Also, the major undercurrent theme of the economy is that economic growth will slow, which recent reports seemed to indicate. The recent rally in bonds and home loan rates (rates are down), seem to be sparked by this notion. And when you also factor that the only two ways the government can lower the budget deficit is either by cutting spending or raising taxes – or some mix of both – the austerity measures could indeed slow the economy.

 

Now that we have the major news behind us, let’s take a look at a rate or two for this week. A client looking to purchase a two hundred thousand dollar home, with 5% down on a conventional thirty year mortgage would likely have an interest rate of 4.75%, assuming their credit score and other assets qualify them. Even better are 100% USDA loans which are currently being offered at 4.625%. This is truly a phenomenal bargain on a mortgage for anyone looking at a home that qualifies for USDA financing. Just keep in mind that rates are down right now for a reason, and eventually they will go back up.  Contact your preferred lender now if you want to discuss refinancing or purchasing a home.

 

Last but not least, I thought I would discuss the question of paying off your mortgage early. I recently had a client tell me they were dead set on paying off their newly refinanced 15 year mortgage in less than ten years. I cautioned them to examine this thought process carefully and discuss it with a tax specialist. While not having a mortgage payment may seem attractive to many people, the money you will put into that endeavor may likely be put to better use in a safe investment acquiring interest.
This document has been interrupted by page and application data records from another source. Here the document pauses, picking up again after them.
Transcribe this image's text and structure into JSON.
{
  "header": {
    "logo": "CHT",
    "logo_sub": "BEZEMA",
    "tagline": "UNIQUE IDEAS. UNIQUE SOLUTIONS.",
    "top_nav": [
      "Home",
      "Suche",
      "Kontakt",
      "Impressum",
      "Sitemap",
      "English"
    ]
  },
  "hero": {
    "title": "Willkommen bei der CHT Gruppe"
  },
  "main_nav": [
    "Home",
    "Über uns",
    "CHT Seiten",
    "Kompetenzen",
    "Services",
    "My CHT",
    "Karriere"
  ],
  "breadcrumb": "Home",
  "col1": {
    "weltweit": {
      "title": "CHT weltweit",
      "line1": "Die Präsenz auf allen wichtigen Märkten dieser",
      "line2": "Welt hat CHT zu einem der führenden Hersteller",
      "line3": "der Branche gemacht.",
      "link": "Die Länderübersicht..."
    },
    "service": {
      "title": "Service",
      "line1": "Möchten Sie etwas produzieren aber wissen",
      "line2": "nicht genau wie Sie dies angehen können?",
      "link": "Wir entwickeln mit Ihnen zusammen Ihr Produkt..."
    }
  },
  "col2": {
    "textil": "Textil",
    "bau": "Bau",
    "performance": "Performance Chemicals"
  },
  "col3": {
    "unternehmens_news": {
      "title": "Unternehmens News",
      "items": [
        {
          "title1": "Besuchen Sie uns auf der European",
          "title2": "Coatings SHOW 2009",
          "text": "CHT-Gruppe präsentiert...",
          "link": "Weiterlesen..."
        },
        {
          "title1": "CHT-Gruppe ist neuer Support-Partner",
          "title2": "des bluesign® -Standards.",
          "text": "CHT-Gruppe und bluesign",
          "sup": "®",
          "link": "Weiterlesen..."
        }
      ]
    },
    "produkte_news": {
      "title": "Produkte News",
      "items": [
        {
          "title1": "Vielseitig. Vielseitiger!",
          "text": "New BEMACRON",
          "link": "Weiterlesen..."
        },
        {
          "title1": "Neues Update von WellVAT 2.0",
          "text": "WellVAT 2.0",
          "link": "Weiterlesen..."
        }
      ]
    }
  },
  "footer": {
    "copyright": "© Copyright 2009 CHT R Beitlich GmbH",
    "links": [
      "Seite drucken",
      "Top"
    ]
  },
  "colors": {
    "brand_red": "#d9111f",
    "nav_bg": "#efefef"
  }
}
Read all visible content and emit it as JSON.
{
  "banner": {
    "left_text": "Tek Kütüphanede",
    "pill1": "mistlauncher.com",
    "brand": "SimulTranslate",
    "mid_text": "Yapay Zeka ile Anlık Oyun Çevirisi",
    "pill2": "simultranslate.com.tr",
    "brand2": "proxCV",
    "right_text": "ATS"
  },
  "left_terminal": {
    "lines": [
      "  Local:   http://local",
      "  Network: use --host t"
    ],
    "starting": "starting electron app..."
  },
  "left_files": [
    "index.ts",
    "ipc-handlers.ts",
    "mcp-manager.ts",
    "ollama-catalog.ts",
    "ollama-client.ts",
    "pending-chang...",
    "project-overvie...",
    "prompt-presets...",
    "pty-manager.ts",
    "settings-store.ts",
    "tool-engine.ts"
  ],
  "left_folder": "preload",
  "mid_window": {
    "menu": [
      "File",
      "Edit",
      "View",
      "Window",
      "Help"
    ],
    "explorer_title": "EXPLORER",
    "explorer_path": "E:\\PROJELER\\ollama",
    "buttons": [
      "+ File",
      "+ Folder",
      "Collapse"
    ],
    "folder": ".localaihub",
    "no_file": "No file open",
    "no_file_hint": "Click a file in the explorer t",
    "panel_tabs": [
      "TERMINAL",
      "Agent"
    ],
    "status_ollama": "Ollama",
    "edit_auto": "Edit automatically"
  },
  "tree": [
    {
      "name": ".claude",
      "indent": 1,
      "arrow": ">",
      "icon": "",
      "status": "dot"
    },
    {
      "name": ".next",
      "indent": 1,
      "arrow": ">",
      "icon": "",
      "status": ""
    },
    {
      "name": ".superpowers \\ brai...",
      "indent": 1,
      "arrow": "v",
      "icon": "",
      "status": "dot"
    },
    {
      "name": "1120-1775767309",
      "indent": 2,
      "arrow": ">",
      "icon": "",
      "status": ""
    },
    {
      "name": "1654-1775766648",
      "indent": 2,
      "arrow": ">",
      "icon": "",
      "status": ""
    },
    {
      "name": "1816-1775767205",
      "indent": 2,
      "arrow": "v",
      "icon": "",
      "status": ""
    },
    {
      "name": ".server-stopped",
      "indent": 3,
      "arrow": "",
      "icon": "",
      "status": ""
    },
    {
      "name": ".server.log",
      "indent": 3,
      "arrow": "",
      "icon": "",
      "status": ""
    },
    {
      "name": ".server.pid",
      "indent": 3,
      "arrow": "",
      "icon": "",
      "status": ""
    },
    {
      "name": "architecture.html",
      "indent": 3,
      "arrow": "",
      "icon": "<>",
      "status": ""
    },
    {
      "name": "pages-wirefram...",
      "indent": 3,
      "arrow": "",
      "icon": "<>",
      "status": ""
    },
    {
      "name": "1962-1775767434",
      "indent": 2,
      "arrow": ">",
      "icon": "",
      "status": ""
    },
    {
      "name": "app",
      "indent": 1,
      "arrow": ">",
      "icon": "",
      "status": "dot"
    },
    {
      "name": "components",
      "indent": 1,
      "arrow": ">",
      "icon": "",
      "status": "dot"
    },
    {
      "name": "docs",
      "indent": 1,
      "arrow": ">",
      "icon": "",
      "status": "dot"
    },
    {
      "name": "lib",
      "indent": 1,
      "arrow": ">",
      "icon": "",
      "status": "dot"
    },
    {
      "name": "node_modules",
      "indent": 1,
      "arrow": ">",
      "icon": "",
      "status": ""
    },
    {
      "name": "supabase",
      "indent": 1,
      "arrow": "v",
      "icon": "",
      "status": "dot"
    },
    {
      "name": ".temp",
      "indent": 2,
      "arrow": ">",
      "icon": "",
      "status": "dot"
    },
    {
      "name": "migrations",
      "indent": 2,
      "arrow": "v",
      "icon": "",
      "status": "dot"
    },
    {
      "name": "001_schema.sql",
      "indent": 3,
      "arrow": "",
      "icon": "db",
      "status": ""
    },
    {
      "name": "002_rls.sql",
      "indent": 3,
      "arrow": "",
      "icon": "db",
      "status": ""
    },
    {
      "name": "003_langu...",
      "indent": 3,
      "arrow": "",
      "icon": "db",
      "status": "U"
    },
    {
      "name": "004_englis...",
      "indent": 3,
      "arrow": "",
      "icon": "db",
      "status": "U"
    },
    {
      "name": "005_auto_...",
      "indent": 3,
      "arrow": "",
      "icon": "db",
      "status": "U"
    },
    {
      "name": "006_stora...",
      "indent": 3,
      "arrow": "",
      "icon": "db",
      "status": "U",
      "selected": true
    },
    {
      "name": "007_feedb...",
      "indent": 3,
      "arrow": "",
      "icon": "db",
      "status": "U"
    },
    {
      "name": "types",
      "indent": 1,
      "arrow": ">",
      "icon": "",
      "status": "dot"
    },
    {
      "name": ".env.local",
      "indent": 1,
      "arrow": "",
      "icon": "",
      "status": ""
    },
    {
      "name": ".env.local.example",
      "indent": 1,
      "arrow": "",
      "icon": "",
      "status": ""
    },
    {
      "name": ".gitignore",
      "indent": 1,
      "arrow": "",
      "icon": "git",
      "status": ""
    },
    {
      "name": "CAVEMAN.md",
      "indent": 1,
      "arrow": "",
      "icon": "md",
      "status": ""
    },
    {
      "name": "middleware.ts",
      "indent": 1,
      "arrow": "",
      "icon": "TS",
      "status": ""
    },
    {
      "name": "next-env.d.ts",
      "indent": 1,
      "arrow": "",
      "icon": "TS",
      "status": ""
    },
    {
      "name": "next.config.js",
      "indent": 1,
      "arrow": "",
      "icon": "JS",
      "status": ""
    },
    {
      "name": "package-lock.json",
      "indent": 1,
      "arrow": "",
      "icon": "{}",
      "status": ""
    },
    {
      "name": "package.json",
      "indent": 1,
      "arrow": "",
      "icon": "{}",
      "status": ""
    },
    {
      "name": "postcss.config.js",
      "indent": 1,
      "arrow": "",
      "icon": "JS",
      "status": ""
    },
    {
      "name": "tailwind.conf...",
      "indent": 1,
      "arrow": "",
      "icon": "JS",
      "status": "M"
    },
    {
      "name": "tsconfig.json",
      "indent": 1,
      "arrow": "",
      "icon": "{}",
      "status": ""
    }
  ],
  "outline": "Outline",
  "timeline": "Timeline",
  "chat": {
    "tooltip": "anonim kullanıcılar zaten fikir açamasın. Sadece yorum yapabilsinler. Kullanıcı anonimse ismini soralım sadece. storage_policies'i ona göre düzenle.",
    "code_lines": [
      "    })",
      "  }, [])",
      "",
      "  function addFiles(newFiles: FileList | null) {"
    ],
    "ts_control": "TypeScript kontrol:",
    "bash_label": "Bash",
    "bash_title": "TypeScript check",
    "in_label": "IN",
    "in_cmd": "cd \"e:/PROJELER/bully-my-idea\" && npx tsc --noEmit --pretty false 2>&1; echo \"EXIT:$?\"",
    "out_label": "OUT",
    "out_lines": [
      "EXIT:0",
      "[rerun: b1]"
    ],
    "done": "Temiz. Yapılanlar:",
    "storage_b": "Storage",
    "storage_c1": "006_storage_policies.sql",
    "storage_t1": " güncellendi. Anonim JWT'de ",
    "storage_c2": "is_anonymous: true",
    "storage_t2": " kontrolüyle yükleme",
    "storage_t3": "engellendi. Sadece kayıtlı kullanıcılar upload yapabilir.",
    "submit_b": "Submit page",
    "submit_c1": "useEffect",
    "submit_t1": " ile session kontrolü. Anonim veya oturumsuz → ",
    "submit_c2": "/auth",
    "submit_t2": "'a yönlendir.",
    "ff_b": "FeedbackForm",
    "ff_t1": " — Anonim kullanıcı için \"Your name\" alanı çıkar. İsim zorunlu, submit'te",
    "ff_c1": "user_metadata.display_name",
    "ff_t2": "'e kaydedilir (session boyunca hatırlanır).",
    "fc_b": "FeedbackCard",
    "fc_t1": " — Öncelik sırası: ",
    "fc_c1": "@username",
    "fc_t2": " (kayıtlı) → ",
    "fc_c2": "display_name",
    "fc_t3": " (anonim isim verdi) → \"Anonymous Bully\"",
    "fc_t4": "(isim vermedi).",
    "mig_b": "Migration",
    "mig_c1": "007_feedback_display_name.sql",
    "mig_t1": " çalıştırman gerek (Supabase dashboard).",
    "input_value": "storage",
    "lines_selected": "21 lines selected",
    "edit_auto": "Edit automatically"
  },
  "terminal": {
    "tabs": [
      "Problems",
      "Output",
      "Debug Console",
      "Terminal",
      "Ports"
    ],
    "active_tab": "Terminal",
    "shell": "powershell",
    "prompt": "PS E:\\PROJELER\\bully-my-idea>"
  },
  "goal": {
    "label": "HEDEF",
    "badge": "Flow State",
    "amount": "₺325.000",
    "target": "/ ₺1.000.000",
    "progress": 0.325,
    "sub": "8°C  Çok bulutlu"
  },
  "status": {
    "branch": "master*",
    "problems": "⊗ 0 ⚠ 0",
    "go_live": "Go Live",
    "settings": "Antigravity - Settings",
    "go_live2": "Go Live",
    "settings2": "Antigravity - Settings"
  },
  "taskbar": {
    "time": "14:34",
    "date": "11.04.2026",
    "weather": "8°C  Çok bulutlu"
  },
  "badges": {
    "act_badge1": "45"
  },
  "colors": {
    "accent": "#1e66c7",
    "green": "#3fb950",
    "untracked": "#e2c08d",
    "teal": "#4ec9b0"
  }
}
In addition, mortgages are what many people consider “good debt” in that it allows you to claim a vast amount of tax deductions over the course of your loan, which can greatly help you each year. A financial planner or tax specialist can help you plan your path to a prosperous future and retirement. Well that’s it for this week, until next, Be Blessed and Numbers 6:24-26 be on you.